Quick Quiz - What's the difference between an embryo and a fetus? A baby is called an embryo up until the eighth week after conception. From then on, he or she is a fetus. (That fact's not in the vid. That's just my little courtesy aside.)

Most people watching this will be surprised to see that this new little embryo is not just a "clump of cells."

Anyway- do watch, and show it to anyone wondering what a baby in the womb looks like at 28 days, 39 days, 46 days, 7 weeks, and 9 weeks. I hope you'll read the facts presented and think about them. It's good to be informed.


Now, I'm interjecting myself. Getting away from the film content.

I've heard the argument- "Women should have the right to do what they want with their bodies."

No- That doesn't fly.

The baby is a distinct human being.

He's an organism distinct from his mother. (Separate DNA than hers. Separate heart, arms, legs, etc. He's not part of her body.)

He's human. (He has human DNA.  Humans produce other humans. We learned that in kindergarten science.)

He's alive. (He's growing and developing. So we know he's not dead.)

And I haven't even gotten into the religious arguments.

No photo today, because I'm encouraging you to go watch the video. :)

Okay, maybe just one little photo.

Friday, December 2, 2011

Jesse Tree Advent Project

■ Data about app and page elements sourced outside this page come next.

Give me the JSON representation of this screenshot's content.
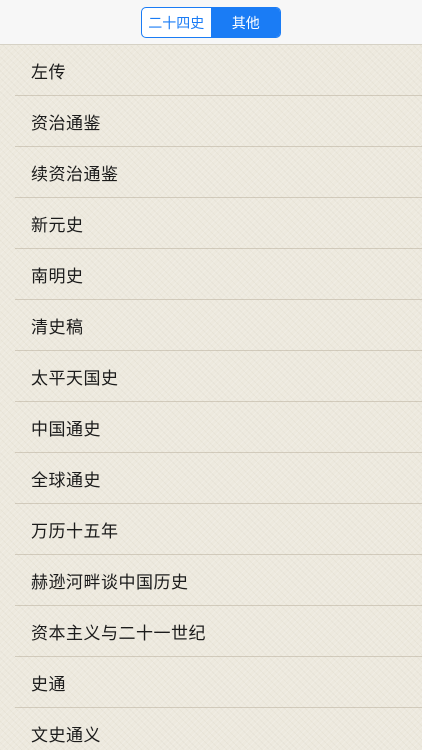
{
  "segmented_control": {
    "options": [
      "二十四史",
      "其他"
    ],
    "selected_index": 1
  },
  "books": [
    "左传",
    "资治通鉴",
    "续资治通鉴",
    "新元史",
    "南明史",
    "清史稿",
    "太平天国史",
    "中国通史",
    "全球通史",
    "万历十五年",
    "赫逊河畔谈中国历史",
    "资本主义与二十一世纪",
    "史通",
    "文史通义"
  ],
  "colors": {
    "accent": "#1a7cf5",
    "background": "#ede9de",
    "nav_background": "#f7f7f7",
    "text": "#1b1b1b"
  }
}
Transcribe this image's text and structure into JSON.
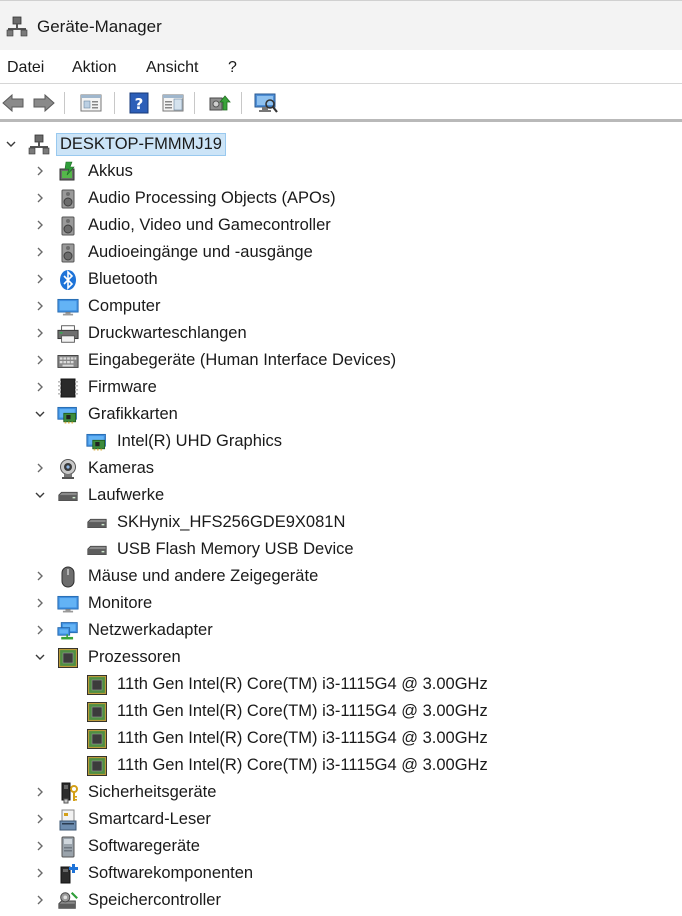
{
  "window": {
    "title": "Geräte-Manager"
  },
  "menu": [
    {
      "label": "Datei"
    },
    {
      "label": "Aktion"
    },
    {
      "label": "Ansicht"
    },
    {
      "label": "?"
    }
  ],
  "toolbar": {
    "buttons": [
      "back-arrow-icon",
      "forward-arrow-icon",
      "properties-icon",
      "help-icon",
      "action-pane-icon",
      "update-driver-icon",
      "scan-hardware-icon"
    ]
  },
  "tree": {
    "root": {
      "label": "DESKTOP-FMMMJ19",
      "icon": "computer-network-icon"
    },
    "categories": [
      {
        "label": "Akkus",
        "icon": "battery-icon",
        "expanded": false,
        "children": []
      },
      {
        "label": "Audio Processing Objects (APOs)",
        "icon": "speaker-icon",
        "expanded": false,
        "children": []
      },
      {
        "label": "Audio, Video und Gamecontroller",
        "icon": "speaker-icon",
        "expanded": false,
        "children": []
      },
      {
        "label": "Audioeingänge und -ausgänge",
        "icon": "speaker-icon",
        "expanded": false,
        "children": []
      },
      {
        "label": "Bluetooth",
        "icon": "bluetooth-icon",
        "expanded": false,
        "children": []
      },
      {
        "label": "Computer",
        "icon": "monitor-icon",
        "expanded": false,
        "children": []
      },
      {
        "label": "Druckwarteschlangen",
        "icon": "printer-icon",
        "expanded": false,
        "children": []
      },
      {
        "label": "Eingabegeräte (Human Interface Devices)",
        "icon": "keyboard-icon",
        "expanded": false,
        "children": []
      },
      {
        "label": "Firmware",
        "icon": "firmware-icon",
        "expanded": false,
        "children": []
      },
      {
        "label": "Grafikkarten",
        "icon": "display-adapter-icon",
        "expanded": true,
        "children": [
          {
            "label": "Intel(R) UHD Graphics",
            "icon": "display-adapter-icon"
          }
        ]
      },
      {
        "label": "Kameras",
        "icon": "webcam-icon",
        "expanded": false,
        "children": []
      },
      {
        "label": "Laufwerke",
        "icon": "drive-icon",
        "expanded": true,
        "children": [
          {
            "label": "SKHynix_HFS256GDE9X081N",
            "icon": "drive-icon"
          },
          {
            "label": "USB Flash Memory USB Device",
            "icon": "drive-icon"
          }
        ]
      },
      {
        "label": "Mäuse und andere Zeigegeräte",
        "icon": "mouse-icon",
        "expanded": false,
        "children": []
      },
      {
        "label": "Monitore",
        "icon": "monitor-icon",
        "expanded": false,
        "children": []
      },
      {
        "label": "Netzwerkadapter",
        "icon": "network-adapter-icon",
        "expanded": false,
        "children": []
      },
      {
        "label": "Prozessoren",
        "icon": "processor-icon",
        "expanded": true,
        "children": [
          {
            "label": "11th Gen Intel(R) Core(TM) i3-1115G4 @ 3.00GHz",
            "icon": "processor-icon"
          },
          {
            "label": "11th Gen Intel(R) Core(TM) i3-1115G4 @ 3.00GHz",
            "icon": "processor-icon"
          },
          {
            "label": "11th Gen Intel(R) Core(TM) i3-1115G4 @ 3.00GHz",
            "icon": "processor-icon"
          },
          {
            "label": "11th Gen Intel(R) Core(TM) i3-1115G4 @ 3.00GHz",
            "icon": "processor-icon"
          }
        ]
      },
      {
        "label": "Sicherheitsgeräte",
        "icon": "security-key-icon",
        "expanded": false,
        "children": []
      },
      {
        "label": "Smartcard-Leser",
        "icon": "smartcard-reader-icon",
        "expanded": false,
        "children": []
      },
      {
        "label": "Softwaregeräte",
        "icon": "software-device-icon",
        "expanded": false,
        "children": []
      },
      {
        "label": "Softwarekomponenten",
        "icon": "software-component-icon",
        "expanded": false,
        "children": []
      },
      {
        "label": "Speichercontroller",
        "icon": "storage-controller-icon",
        "expanded": false,
        "children": []
      }
    ]
  },
  "colors": {
    "selection": "#cce4f7",
    "selection_border": "#99c9ef"
  }
}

The girls and I are doing a Jesse Tree this year. Basically, you make ornaments that match readings in the Old Testament. There are a number of web sites that can help you with the project. I'll give you links to three that I found: 
1 You can find Jesse Tree instructions at CatholicCulture.org
2 Or this site, which has  everything you need for the Jesse Tree project.
3 Here's a super nice one with instructions to make a Jesse tree with the ornaments on wooden disks.

It's quite the devotional because you journey through the old Old Testament.

We get to color and cut out the ornaments. I have each girl take turns looking up and reading the Bible passage that matches the particular ornament. (Good practice finding the chapter and verse.)

And of course we discuss the passages.

We do the Jesse Tree every couple of years at Advent and each time they get a little more out of it. It's nice this time of year because Advent is a time of waiting for Christ and, in a way, the Old Testament was a very long Advent--the people of God waiting for the Savior.
Working on the Jesse Tree Project